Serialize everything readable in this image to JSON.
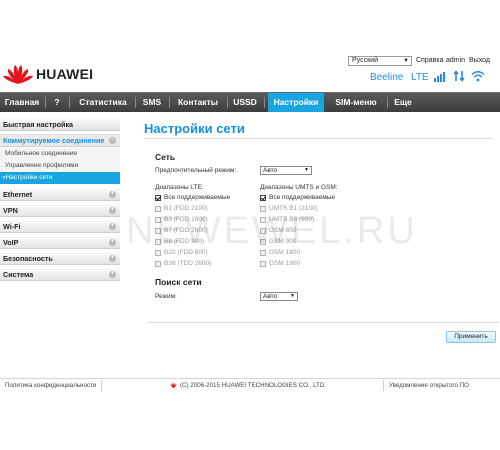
{
  "top": {
    "language": "Русский",
    "help": "Справка",
    "user": "admin",
    "logout": "Выход"
  },
  "brand": {
    "name": "HUAWEI",
    "color": "#e0161c"
  },
  "status": {
    "operator": "Beeline",
    "network": "LTE",
    "accent": "#2a8bd6"
  },
  "nav": [
    "Главная",
    "?",
    "Статистика",
    "SMS",
    "Контакты",
    "USSD",
    "Настройки",
    "SIM-меню",
    "Еще"
  ],
  "sidebar": {
    "quick": "Быстрая настройка",
    "dialup": "Коммутируемое соединение",
    "dialup_sub": [
      "Мобильное соединение",
      "Управление профилями",
      "»Настройки сети"
    ],
    "others": [
      "Ethernet",
      "VPN",
      "Wi-Fi",
      "VoIP",
      "Безопасность",
      "Система"
    ]
  },
  "main": {
    "title": "Настройки сети",
    "network": {
      "heading": "Сеть",
      "preferred_label": "Предпочтительный режим:",
      "preferred_value": "Авто",
      "lte_label": "Диапазоны LTE:",
      "lte_bands": [
        "Все поддерживаемые",
        "B1 (FDD 2100)",
        "B3 (FDD 1800)",
        "B7 (FDD 2600)",
        "B8 (FDD 900)",
        "B20 (FDD 800)",
        "B38 (TDD 2600)"
      ],
      "umts_label": "Диапазоны UMTS и GSM:",
      "umts_bands": [
        "Все поддерживаемые",
        "UMTS B1 (2100)",
        "UMTS B8 (900)",
        "GSM 850",
        "GSM 900",
        "GSM 1800",
        "GSM 1900"
      ]
    },
    "search": {
      "heading": "Поиск сети",
      "mode_label": "Режим:",
      "mode_value": "Авто"
    },
    "apply": "Применить"
  },
  "watermark": "NEWEWEL.RU",
  "footer": {
    "privacy": "Политика конфиденциальности",
    "copyright": "(C) 2006-2015 HUAWEI TECHNOLOGIES CO., LTD.",
    "opensource": "Уведомление открытого ПО"
  }
}
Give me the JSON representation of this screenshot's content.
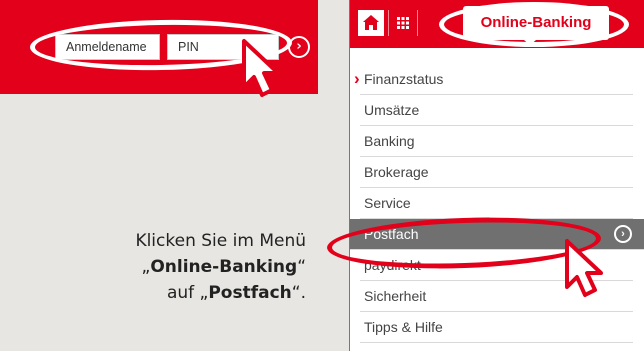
{
  "login": {
    "username_placeholder": "Anmeldename",
    "pin_placeholder": "PIN",
    "go_symbol": "›"
  },
  "instruction": {
    "line1": "Klicken Sie im Menü",
    "line2_open": "„",
    "line2_bold": "Online-Banking",
    "line2_close": "“",
    "line3_prefix": "auf „",
    "line3_bold": "Postfach",
    "line3_suffix": "“."
  },
  "topbar": {
    "home_icon": "home-icon",
    "grid_icon": "grid-icon",
    "active_tab": "Online-Banking"
  },
  "menu": {
    "items": [
      "Finanzstatus",
      "Umsätze",
      "Banking",
      "Brokerage",
      "Service",
      "Postfach",
      "paydirekt",
      "Sicherheit",
      "Tipps & Hilfe"
    ],
    "go_symbol": "›"
  },
  "colors": {
    "brand_red": "#e2001a",
    "highlight_gray": "#707070",
    "panel_bg": "#e8e6e2"
  }
}
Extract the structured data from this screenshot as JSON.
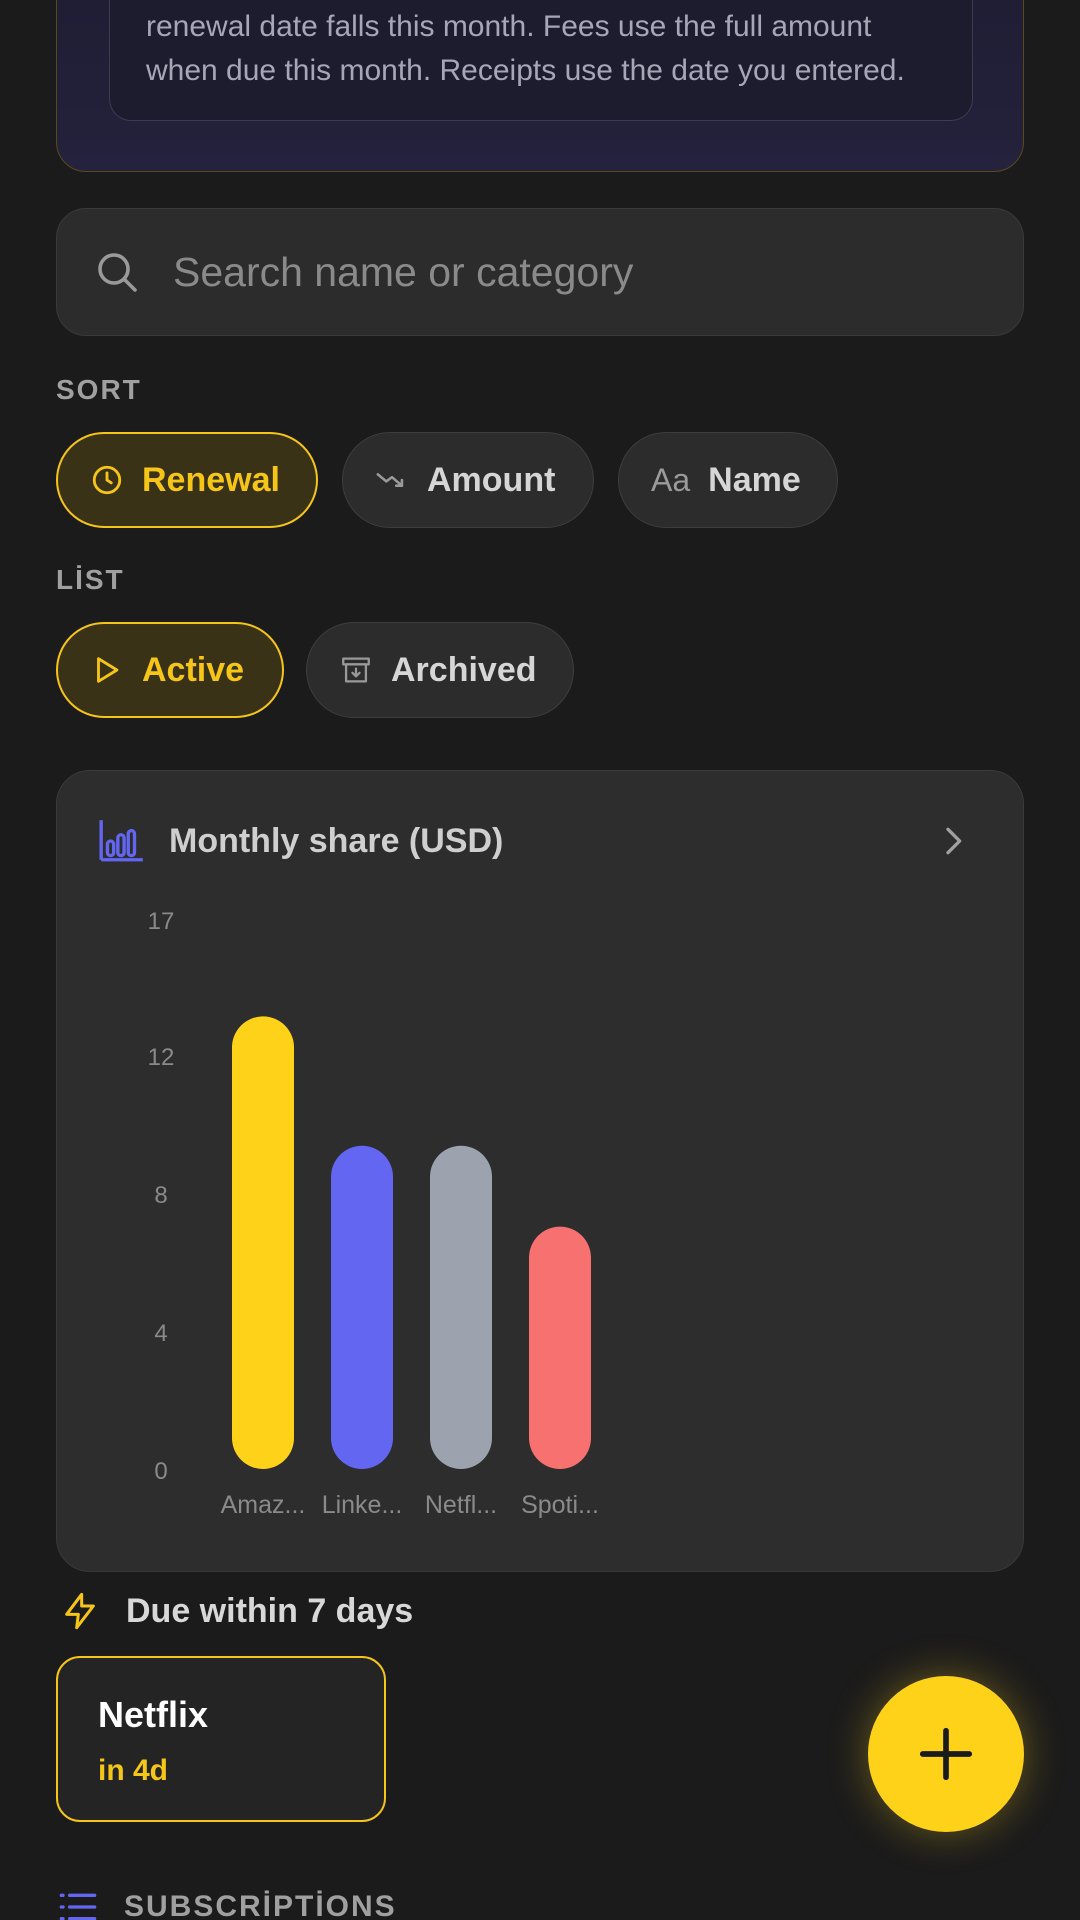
{
  "info_banner": {
    "line1": "renewal date falls this month. Fees use the full amount",
    "line2": "when due this month. Receipts use the date you entered."
  },
  "search": {
    "placeholder": "Search name or category",
    "value": ""
  },
  "sort": {
    "label": "SORT",
    "options": [
      {
        "label": "Renewal",
        "icon": "clock-icon",
        "active": true
      },
      {
        "label": "Amount",
        "icon": "trend-down-icon",
        "active": false
      },
      {
        "label": "Name",
        "icon": "text-aa-icon",
        "icon_text": "Aa",
        "active": false
      }
    ]
  },
  "list": {
    "label": "LİST",
    "options": [
      {
        "label": "Active",
        "icon": "play-icon",
        "active": true
      },
      {
        "label": "Archived",
        "icon": "archive-icon",
        "active": false
      }
    ]
  },
  "chart_card": {
    "title": "Monthly share (USD)",
    "icon": "bar-chart-icon"
  },
  "chart_data": {
    "type": "bar",
    "categories": [
      "Amaz...",
      "Linke...",
      "Netfl...",
      "Spoti..."
    ],
    "values": [
      13.99,
      9.99,
      9.99,
      7.49
    ],
    "colors": [
      "#ffd21a",
      "#6366f1",
      "#9ca3af",
      "#f87171"
    ],
    "y_ticks": [
      0,
      4,
      8,
      12,
      17
    ],
    "ylim": [
      0,
      17
    ],
    "grid": false,
    "legend": "none"
  },
  "due": {
    "title": "Due within 7 days",
    "icon": "lightning-icon",
    "items": [
      {
        "name": "Netflix",
        "when": "in 4d"
      }
    ]
  },
  "subscriptions": {
    "title": "SUBSCRİPTİONS",
    "icon": "list-icon"
  },
  "colors": {
    "accent": "#f5c518",
    "background": "#1b1b1b",
    "card": "#2d2d2d"
  }
}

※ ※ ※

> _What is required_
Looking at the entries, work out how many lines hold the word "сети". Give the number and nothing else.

> _Result of the task_
3